───── Information supplied ─────

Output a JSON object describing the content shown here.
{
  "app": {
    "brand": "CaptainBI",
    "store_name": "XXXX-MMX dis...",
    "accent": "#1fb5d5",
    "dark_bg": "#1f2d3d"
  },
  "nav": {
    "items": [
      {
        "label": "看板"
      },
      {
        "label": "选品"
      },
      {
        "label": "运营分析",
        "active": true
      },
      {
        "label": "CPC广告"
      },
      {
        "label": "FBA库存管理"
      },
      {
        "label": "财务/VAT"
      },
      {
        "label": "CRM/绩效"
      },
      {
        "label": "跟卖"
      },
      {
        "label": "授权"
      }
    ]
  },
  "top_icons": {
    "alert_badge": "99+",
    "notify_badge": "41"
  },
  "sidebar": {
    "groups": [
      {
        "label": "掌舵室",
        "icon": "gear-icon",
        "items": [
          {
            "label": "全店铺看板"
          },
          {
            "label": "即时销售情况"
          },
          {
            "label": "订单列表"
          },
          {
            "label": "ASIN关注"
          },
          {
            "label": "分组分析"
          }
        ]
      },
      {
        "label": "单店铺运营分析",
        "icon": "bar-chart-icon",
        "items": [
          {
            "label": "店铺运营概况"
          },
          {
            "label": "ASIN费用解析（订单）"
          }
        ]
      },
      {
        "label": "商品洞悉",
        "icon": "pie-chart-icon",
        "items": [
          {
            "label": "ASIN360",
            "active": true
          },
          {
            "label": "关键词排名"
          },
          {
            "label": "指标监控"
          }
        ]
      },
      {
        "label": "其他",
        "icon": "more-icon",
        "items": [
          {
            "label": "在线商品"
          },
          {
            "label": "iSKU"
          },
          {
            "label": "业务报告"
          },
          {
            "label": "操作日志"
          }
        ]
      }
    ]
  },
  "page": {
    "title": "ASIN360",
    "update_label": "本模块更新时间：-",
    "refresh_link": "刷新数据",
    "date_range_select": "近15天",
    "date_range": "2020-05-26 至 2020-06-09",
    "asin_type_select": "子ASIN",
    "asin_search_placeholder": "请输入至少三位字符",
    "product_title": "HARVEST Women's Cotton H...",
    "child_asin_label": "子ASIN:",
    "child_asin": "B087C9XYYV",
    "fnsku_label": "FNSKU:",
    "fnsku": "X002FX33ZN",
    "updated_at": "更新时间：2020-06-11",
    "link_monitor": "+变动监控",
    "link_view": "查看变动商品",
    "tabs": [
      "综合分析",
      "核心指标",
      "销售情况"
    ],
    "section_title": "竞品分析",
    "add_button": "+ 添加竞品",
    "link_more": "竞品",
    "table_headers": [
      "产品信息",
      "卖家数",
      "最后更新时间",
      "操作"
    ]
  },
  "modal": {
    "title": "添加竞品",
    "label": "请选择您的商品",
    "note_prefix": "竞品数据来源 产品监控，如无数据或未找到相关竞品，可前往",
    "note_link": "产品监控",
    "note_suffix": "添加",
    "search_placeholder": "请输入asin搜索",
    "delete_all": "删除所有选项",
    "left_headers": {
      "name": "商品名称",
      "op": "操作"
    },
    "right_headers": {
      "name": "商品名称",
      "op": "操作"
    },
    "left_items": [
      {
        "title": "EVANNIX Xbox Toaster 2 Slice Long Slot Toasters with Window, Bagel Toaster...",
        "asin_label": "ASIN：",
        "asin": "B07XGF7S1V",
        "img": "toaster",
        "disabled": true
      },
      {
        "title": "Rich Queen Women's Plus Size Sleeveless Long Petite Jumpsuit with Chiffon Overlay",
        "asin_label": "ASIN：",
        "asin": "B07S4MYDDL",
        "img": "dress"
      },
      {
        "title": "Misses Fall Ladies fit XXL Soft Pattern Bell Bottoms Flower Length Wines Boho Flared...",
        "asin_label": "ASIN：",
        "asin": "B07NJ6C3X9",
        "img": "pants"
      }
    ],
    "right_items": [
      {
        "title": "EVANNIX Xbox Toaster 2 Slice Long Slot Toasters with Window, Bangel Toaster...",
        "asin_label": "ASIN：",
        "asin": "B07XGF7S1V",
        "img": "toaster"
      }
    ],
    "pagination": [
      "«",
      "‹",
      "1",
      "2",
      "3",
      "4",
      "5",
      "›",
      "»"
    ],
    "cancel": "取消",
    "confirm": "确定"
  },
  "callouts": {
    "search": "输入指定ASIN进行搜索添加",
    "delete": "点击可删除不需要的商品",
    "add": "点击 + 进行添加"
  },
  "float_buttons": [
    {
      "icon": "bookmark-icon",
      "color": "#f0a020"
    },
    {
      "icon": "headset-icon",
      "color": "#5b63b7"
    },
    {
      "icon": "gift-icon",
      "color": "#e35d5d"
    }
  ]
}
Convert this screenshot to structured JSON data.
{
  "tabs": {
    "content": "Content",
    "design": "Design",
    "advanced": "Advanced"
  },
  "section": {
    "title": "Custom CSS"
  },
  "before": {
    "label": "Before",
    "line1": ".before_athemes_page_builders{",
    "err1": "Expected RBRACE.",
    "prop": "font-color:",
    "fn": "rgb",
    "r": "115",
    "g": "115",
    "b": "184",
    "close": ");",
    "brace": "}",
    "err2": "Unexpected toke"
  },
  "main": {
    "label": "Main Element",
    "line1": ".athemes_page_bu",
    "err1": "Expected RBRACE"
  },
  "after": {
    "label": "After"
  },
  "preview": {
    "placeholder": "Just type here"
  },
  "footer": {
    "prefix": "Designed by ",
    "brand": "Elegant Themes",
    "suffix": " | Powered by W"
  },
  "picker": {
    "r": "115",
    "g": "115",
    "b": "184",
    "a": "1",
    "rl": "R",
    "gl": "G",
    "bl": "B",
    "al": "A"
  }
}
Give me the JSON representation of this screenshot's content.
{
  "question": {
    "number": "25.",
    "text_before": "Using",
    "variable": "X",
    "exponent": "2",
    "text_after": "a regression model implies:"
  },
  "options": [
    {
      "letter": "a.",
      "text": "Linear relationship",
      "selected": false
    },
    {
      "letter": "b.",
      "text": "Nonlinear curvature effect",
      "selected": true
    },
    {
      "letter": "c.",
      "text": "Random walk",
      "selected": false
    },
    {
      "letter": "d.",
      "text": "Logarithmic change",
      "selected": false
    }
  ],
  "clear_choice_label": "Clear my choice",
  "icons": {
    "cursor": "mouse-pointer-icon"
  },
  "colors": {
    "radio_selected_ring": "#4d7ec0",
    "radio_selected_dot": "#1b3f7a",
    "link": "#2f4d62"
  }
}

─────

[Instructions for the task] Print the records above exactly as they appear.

[Output of the task]
Output a JSON object describing the content shown here.
{
  "app": {
    "brand": "CaptainBI",
    "store_name": "XXXX-MMX dis...",
    "accent": "#1fb5d5",
    "dark_bg": "#1f2d3d"
  },
  "nav": {
    "items": [
      {
        "label": "看板"
      },
      {
        "label": "选品"
      },
      {
        "label": "运营分析",
        "active": true
      },
      {
        "label": "CPC广告"
      },
      {
        "label": "FBA库存管理"
      },
      {
        "label": "财务/VAT"
      },
      {
        "label": "CRM/绩效"
      },
      {
        "label": "跟卖"
      },
      {
        "label": "授权"
      }
    ]
  },
  "top_icons": {
    "alert_badge": "99+",
    "notify_badge": "41"
  },
  "sidebar": {
    "groups": [
      {
        "label": "掌舵室",
        "icon": "gear-icon",
        "items": [
          {
            "label": "全店铺看板"
          },
          {
            "label": "即时销售情况"
          },
          {
            "label": "订单列表"
          },
          {
            "label": "ASIN关注"
          },
          {
            "label": "分组分析"
          }
        ]
      },
      {
        "label": "单店铺运营分析",
        "icon": "bar-chart-icon",
        "items": [
          {
            "label": "店铺运营概况"
          },
          {
            "label": "ASIN费用解析（订单）"
          }
        ]
      },
      {
        "label": "商品洞悉",
        "icon": "pie-chart-icon",
        "items": [
          {
            "label": "ASIN360",
            "active": true
          },
          {
            "label": "关键词排名"
          },
          {
            "label": "指标监控"
          }
        ]
      },
      {
        "label": "其他",
        "icon": "more-icon",
        "items": [
          {
            "label": "在线商品"
          },
          {
            "label": "iSKU"
          },
          {
            "label": "业务报告"
          },
          {
            "label": "操作日志"
          }
        ]
      }
    ]
  },
  "page": {
    "title": "ASIN360",
    "update_label": "本模块更新时间：-",
    "refresh_link": "刷新数据",
    "date_range_select": "近15天",
    "date_range": "2020-05-26 至 2020-06-09",
    "asin_type_select": "子ASIN",
    "asin_search_placeholder": "请输入至少三位字符",
    "product_title": "HARVEST Women's Cotton H...",
    "child_asin_label": "子ASIN:",
    "child_asin": "B087C9XYYV",
    "fnsku_label": "FNSKU:",
    "fnsku": "X002FX33ZN",
    "updated_at": "更新时间：2020-06-11",
    "link_monitor": "+变动监控",
    "link_view": "查看变动商品",
    "tabs": [
      "综合分析",
      "核心指标",
      "销售情况"
    ],
    "section_title": "竞品分析",
    "add_button": "+ 添加竞品",
    "link_more": "竞品",
    "table_headers": [
      "产品信息",
      "卖家数",
      "最后更新时间",
      "操作"
    ]
  },
  "modal": {
    "title": "添加竞品",
    "label": "请选择您的商品",
    "note_prefix": "竞品数据来源 产品监控，如无数据或未找到相关竞品，可前往",
    "note_link": "产品监控",
    "note_suffix": "添加",
    "search_placeholder": "请输入asin搜索",
    "delete_all": "删除所有选项",
    "left_headers": {
      "name": "商品名称",
      "op": "操作"
    },
    "right_headers": {
      "name": "商品名称",
      "op": "操作"
    },
    "left_items": [
      {
        "title": "EVANNIX Xbox Toaster 2 Slice Long Slot Toasters with Window, Bagel Toaster...",
        "asin_label": "ASIN：",
        "asin": "B07XGF7S1V",
        "img": "toaster",
        "disabled": true
      },
      {
        "title": "Rich Queen Women's Plus Size Sleeveless Long Petite Jumpsuit with Chiffon Overlay",
        "asin_label": "ASIN：",
        "asin": "B07S4MYDDL",
        "img": "dress"
      },
      {
        "title": "Misses Fall Ladies fit XXL Soft Pattern Bell Bottoms Flower Length Wines Boho Flared...",
        "asin_label": "ASIN：",
        "asin": "B07NJ6C3X9",
        "img": "pants"
      }
    ],
    "right_items": [
      {
        "title": "EVANNIX Xbox Toaster 2 Slice Long Slot Toasters with Window, Bangel Toaster...",
        "asin_label": "ASIN：",
        "asin": "B07XGF7S1V",
        "img": "toaster"
      }
    ],
    "pagination": [
      "«",
      "‹",
      "1",
      "2",
      "3",
      "4",
      "5",
      "›",
      "»"
    ],
    "cancel": "取消",
    "confirm": "确定"
  },
  "callouts": {
    "search": "输入指定ASIN进行搜索添加",
    "delete": "点击可删除不需要的商品",
    "add": "点击 + 进行添加"
  },
  "float_buttons": [
    {
      "icon": "bookmark-icon",
      "color": "#f0a020"
    },
    {
      "icon": "headset-icon",
      "color": "#5b63b7"
    },
    {
      "icon": "gift-icon",
      "color": "#e35d5d"
    }
  ]
}
Convert this screenshot to structured JSON data.
{
  "tabs": {
    "content": "Content",
    "design": "Design",
    "advanced": "Advanced"
  },
  "section": {
    "title": "Custom CSS"
  },
  "before": {
    "label": "Before",
    "line1": ".before_athemes_page_builders{",
    "err1": "Expected RBRACE.",
    "prop": "font-color:",
    "fn": "rgb",
    "r": "115",
    "g": "115",
    "b": "184",
    "close": ");",
    "brace": "}",
    "err2": "Unexpected toke"
  },
  "main": {
    "label": "Main Element",
    "line1": ".athemes_page_bu",
    "err1": "Expected RBRACE"
  },
  "after": {
    "label": "After"
  },
  "preview": {
    "placeholder": "Just type here"
  },
  "footer": {
    "prefix": "Designed by ",
    "brand": "Elegant Themes",
    "suffix": " | Powered by W"
  },
  "picker": {
    "r": "115",
    "g": "115",
    "b": "184",
    "a": "1",
    "rl": "R",
    "gl": "G",
    "bl": "B",
    "al": "A"
  }
}
Give me the JSON representation of this screenshot's content.
{
  "question": {
    "number": "25.",
    "text_before": "Using",
    "variable": "X",
    "exponent": "2",
    "text_after": "a regression model implies:"
  },
  "options": [
    {
      "letter": "a.",
      "text": "Linear relationship",
      "selected": false
    },
    {
      "letter": "b.",
      "text": "Nonlinear curvature effect",
      "selected": true
    },
    {
      "letter": "c.",
      "text": "Random walk",
      "selected": false
    },
    {
      "letter": "d.",
      "text": "Logarithmic change",
      "selected": false
    }
  ],
  "clear_choice_label": "Clear my choice",
  "icons": {
    "cursor": "mouse-pointer-icon"
  },
  "colors": {
    "radio_selected_ring": "#4d7ec0",
    "radio_selected_dot": "#1b3f7a",
    "link": "#2f4d62"
  }
}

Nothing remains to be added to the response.